This is a very old and interesting design found in kilim prayer rugs from towns and villages around Konya.
This particular one, once in the collection of late Sonny Berntsson, is believed to originate from Seydishehir.
The design of this kilim is locally referred to as ‘bacali’ from the Turkish word ‘baca’ meaning a chimneystack, and it most often consists of five serrated (stepped) prayer niches atop each other; each niche marked by seven steps on each side.
The upward direction of the niche (the so-called mihrab) represents the symbolic ascend to Heaven. That is quite common in most Anatolian prayer rugs with number seven – the seventh step – representing the seventh Heaven.
There is presumably however another numerological aspect to this design i.e. the number of niches or mihrabs.
The accession to Heaven is possible through prayer as it is evidenced in the actual use of smaller prayer mats often confused with these larger adoration pieces.
The ‘bacali’ design seems to imply more: we can possibly assume that the five niches represent the five pillars of Islam of which five daily prayers are an integral part.

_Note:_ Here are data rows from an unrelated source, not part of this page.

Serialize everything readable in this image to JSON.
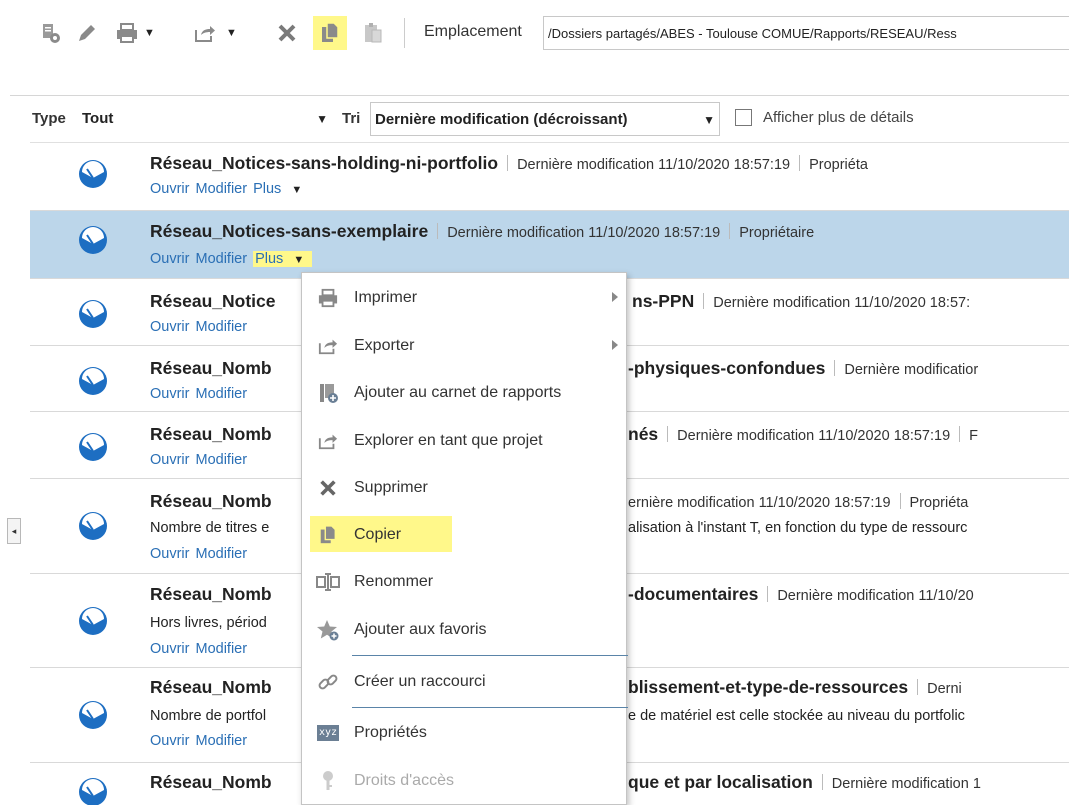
{
  "toolbar": {
    "location_label": "Emplacement",
    "location_value": "/Dossiers partagés/ABES - Toulouse COMUE/Rapports/RESEAU/Ress",
    "icons": [
      "properties-icon",
      "edit-icon",
      "print-icon",
      "export-icon",
      "delete-icon",
      "copy-icon",
      "paste-icon"
    ],
    "highlight_color": "#fff88a"
  },
  "filters": {
    "type_label": "Type",
    "type_value": "Tout",
    "sort_label": "Tri",
    "sort_value": "Dernière modification (décroissant)",
    "details_label": "Afficher plus de détails"
  },
  "rows": [
    {
      "title": "Réseau_Notices-sans-holding-ni-portfolio",
      "meta": "Dernière modification 11/10/2020 18:57:19",
      "owner": "Propriéta",
      "desc": "",
      "actions": {
        "open": "Ouvrir",
        "edit": "Modifier",
        "more": "Plus"
      }
    },
    {
      "title": "Réseau_Notices-sans-exemplaire",
      "meta": "Dernière modification 11/10/2020 18:57:19",
      "owner": "Propriétaire",
      "desc": "",
      "actions": {
        "open": "Ouvrir",
        "edit": "Modifier",
        "more": "Plus"
      }
    },
    {
      "title": "Réseau_Notice",
      "title_tail": "ns-PPN",
      "meta": "Dernière modification 11/10/2020 18:57:",
      "desc": "",
      "actions": {
        "open": "Ouvrir",
        "edit": "Modifier"
      }
    },
    {
      "title": "Réseau_Nomb",
      "title_tail": "-physiques-confondues",
      "meta": "Dernière modificatior",
      "desc": "",
      "actions": {
        "open": "Ouvrir",
        "edit": "Modifier"
      }
    },
    {
      "title": "Réseau_Nomb",
      "title_tail": "nés",
      "meta": "Dernière modification 11/10/2020 18:57:19",
      "owner": "F",
      "desc": "",
      "actions": {
        "open": "Ouvrir",
        "edit": "Modifier"
      }
    },
    {
      "title": "Réseau_Nomb",
      "title_tail": "",
      "meta": "ernière modification 11/10/2020 18:57:19",
      "owner": "Propriéta",
      "desc": "Nombre de titres e",
      "desc_tail": "alisation à l'instant T, en fonction du type de ressourc",
      "actions": {
        "open": "Ouvrir",
        "edit": "Modifier"
      }
    },
    {
      "title": "Réseau_Nomb",
      "title_tail": "-documentaires",
      "meta": "Dernière modification 11/10/20",
      "desc": "Hors livres, périod",
      "actions": {
        "open": "Ouvrir",
        "edit": "Modifier"
      }
    },
    {
      "title": "Réseau_Nomb",
      "title_tail": "blissement-et-type-de-ressources",
      "meta": "Derni",
      "desc": "Nombre de portfol",
      "desc_tail": "e de matériel est celle stockée au niveau du portfolic",
      "actions": {
        "open": "Ouvrir",
        "edit": "Modifier"
      }
    },
    {
      "title": "Réseau_Nomb",
      "title_tail": "que et par localisation",
      "meta": "Dernière modification 1",
      "desc": "",
      "actions": {
        "open": "Ouvrir",
        "edit": "Modifier"
      }
    }
  ],
  "menu": {
    "items": [
      {
        "label": "Imprimer",
        "icon": "print-icon",
        "submenu": true
      },
      {
        "label": "Exporter",
        "icon": "export-icon",
        "submenu": true
      },
      {
        "label": "Ajouter au carnet de rapports",
        "icon": "briefing-book-icon"
      },
      {
        "label": "Explorer en tant que projet",
        "icon": "explore-icon"
      },
      {
        "label": "Supprimer",
        "icon": "delete-icon"
      },
      {
        "label": "Copier",
        "icon": "copy-icon",
        "highlighted": true
      },
      {
        "label": "Renommer",
        "icon": "rename-icon"
      },
      {
        "label": "Ajouter aux favoris",
        "icon": "favorite-icon"
      },
      {
        "label": "Créer un raccourci",
        "icon": "shortcut-icon"
      },
      {
        "label": "Propriétés",
        "icon": "properties-icon"
      },
      {
        "label": "Droits d'accès",
        "icon": "permissions-icon",
        "disabled": true
      }
    ]
  },
  "colors": {
    "selected_row": "#bcd6ea",
    "link": "#2a6fb5",
    "report_icon": "#1d6ec2"
  }
}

Thus apart from its unquestionable beauty, Sonny Bertsson’s kilim bears a profound religious weight for all those who see their salvation/redemption in Islam.